═════ Given data
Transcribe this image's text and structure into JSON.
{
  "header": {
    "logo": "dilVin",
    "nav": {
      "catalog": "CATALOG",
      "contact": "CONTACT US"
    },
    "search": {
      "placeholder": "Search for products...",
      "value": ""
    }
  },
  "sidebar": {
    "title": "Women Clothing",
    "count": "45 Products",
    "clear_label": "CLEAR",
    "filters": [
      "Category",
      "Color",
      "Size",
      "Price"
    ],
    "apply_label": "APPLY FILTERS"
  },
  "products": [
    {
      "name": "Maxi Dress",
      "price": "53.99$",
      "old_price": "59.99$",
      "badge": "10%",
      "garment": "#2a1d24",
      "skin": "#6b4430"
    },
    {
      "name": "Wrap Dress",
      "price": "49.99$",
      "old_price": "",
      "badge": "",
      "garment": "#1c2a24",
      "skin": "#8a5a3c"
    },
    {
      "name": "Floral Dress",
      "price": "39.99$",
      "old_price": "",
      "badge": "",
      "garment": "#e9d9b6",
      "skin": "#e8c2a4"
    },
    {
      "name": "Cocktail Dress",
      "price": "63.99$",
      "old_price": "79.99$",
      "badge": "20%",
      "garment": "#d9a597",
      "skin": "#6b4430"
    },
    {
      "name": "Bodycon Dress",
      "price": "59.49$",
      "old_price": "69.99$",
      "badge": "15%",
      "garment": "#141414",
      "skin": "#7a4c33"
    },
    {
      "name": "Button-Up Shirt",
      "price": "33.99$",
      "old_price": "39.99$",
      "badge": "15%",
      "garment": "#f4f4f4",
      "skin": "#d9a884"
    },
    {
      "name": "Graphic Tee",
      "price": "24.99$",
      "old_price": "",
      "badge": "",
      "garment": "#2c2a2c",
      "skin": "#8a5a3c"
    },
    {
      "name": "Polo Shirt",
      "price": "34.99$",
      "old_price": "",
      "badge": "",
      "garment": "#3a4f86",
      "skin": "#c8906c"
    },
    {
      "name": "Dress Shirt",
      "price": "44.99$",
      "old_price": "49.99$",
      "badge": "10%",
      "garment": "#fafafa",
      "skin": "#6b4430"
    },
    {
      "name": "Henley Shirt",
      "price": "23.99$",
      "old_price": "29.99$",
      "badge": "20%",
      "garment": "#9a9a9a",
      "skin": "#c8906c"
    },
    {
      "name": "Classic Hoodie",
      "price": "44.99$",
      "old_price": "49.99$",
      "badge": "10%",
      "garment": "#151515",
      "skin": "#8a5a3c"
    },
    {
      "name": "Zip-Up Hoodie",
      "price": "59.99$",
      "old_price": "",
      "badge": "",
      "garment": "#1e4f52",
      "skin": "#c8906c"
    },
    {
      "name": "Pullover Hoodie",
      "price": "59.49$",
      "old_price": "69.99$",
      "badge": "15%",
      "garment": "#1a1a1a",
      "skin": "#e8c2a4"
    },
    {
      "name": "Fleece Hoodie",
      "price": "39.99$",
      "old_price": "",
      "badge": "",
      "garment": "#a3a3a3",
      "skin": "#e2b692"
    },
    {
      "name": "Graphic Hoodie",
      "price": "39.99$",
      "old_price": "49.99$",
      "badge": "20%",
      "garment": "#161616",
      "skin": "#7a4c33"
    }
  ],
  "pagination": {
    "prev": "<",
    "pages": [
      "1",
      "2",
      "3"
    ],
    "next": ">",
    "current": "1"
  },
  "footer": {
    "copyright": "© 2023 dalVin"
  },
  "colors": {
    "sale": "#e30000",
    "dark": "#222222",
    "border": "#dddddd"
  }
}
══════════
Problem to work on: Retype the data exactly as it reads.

Exercise result:
Transcribe this image's text and structure into JSON.
{
  "header": {
    "logo": "dilVin",
    "nav": {
      "catalog": "CATALOG",
      "contact": "CONTACT US"
    },
    "search": {
      "placeholder": "Search for products...",
      "value": ""
    }
  },
  "sidebar": {
    "title": "Women Clothing",
    "count": "45 Products",
    "clear_label": "CLEAR",
    "filters": [
      "Category",
      "Color",
      "Size",
      "Price"
    ],
    "apply_label": "APPLY FILTERS"
  },
  "products": [
    {
      "name": "Maxi Dress",
      "price": "53.99$",
      "old_price": "59.99$",
      "badge": "10%",
      "garment": "#2a1d24",
      "skin": "#6b4430"
    },
    {
      "name": "Wrap Dress",
      "price": "49.99$",
      "old_price": "",
      "badge": "",
      "garment": "#1c2a24",
      "skin": "#8a5a3c"
    },
    {
      "name": "Floral Dress",
      "price": "39.99$",
      "old_price": "",
      "badge": "",
      "garment": "#e9d9b6",
      "skin": "#e8c2a4"
    },
    {
      "name": "Cocktail Dress",
      "price": "63.99$",
      "old_price": "79.99$",
      "badge": "20%",
      "garment": "#d9a597",
      "skin": "#6b4430"
    },
    {
      "name": "Bodycon Dress",
      "price": "59.49$",
      "old_price": "69.99$",
      "badge": "15%",
      "garment": "#141414",
      "skin": "#7a4c33"
    },
    {
      "name": "Button-Up Shirt",
      "price": "33.99$",
      "old_price": "39.99$",
      "badge": "15%",
      "garment": "#f4f4f4",
      "skin": "#d9a884"
    },
    {
      "name": "Graphic Tee",
      "price": "24.99$",
      "old_price": "",
      "badge": "",
      "garment": "#2c2a2c",
      "skin": "#8a5a3c"
    },
    {
      "name": "Polo Shirt",
      "price": "34.99$",
      "old_price": "",
      "badge": "",
      "garment": "#3a4f86",
      "skin": "#c8906c"
    },
    {
      "name": "Dress Shirt",
      "price": "44.99$",
      "old_price": "49.99$",
      "badge": "10%",
      "garment": "#fafafa",
      "skin": "#6b4430"
    },
    {
      "name": "Henley Shirt",
      "price": "23.99$",
      "old_price": "29.99$",
      "badge": "20%",
      "garment": "#9a9a9a",
      "skin": "#c8906c"
    },
    {
      "name": "Classic Hoodie",
      "price": "44.99$",
      "old_price": "49.99$",
      "badge": "10%",
      "garment": "#151515",
      "skin": "#8a5a3c"
    },
    {
      "name": "Zip-Up Hoodie",
      "price": "59.99$",
      "old_price": "",
      "badge": "",
      "garment": "#1e4f52",
      "skin": "#c8906c"
    },
    {
      "name": "Pullover Hoodie",
      "price": "59.49$",
      "old_price": "69.99$",
      "badge": "15%",
      "garment": "#1a1a1a",
      "skin": "#e8c2a4"
    },
    {
      "name": "Fleece Hoodie",
      "price": "39.99$",
      "old_price": "",
      "badge": "",
      "garment": "#a3a3a3",
      "skin": "#e2b692"
    },
    {
      "name": "Graphic Hoodie",
      "price": "39.99$",
      "old_price": "49.99$",
      "badge": "20%",
      "garment": "#161616",
      "skin": "#7a4c33"
    }
  ],
  "pagination": {
    "prev": "<",
    "pages": [
      "1",
      "2",
      "3"
    ],
    "next": ">",
    "current": "1"
  },
  "footer": {
    "copyright": "© 2023 dalVin"
  },
  "colors": {
    "sale": "#e30000",
    "dark": "#222222",
    "border": "#dddddd"
  }
}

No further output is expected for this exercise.